> [TASK DIRECTIONS]: Of the entries that follow, how many lines hold the word "Patricia"? Reply with the number only.

# # #

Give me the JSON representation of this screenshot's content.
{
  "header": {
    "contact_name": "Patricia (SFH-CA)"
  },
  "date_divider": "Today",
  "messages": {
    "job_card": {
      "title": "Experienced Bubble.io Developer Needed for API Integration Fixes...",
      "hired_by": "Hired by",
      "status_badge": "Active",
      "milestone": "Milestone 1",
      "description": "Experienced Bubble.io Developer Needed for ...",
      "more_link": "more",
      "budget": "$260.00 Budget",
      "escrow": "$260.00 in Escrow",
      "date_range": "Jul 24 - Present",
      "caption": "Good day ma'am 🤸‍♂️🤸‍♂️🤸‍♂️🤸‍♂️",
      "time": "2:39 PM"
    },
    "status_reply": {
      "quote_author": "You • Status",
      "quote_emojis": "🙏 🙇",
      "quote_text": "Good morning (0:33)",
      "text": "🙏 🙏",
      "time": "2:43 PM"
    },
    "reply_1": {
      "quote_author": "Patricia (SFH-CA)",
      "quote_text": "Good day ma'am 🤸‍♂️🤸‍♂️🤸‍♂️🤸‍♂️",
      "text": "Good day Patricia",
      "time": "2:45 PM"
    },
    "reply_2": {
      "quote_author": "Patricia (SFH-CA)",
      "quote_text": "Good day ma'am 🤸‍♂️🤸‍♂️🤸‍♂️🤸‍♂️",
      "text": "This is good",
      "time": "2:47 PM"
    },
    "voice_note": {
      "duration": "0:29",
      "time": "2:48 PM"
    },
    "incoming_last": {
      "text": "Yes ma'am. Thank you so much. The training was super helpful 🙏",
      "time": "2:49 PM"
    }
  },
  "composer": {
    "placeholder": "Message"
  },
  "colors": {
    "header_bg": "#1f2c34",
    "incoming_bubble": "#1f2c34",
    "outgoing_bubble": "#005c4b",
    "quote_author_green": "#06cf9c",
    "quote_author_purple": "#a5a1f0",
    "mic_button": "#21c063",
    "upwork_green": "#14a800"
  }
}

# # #

> [EXERCISE RESULT]: 4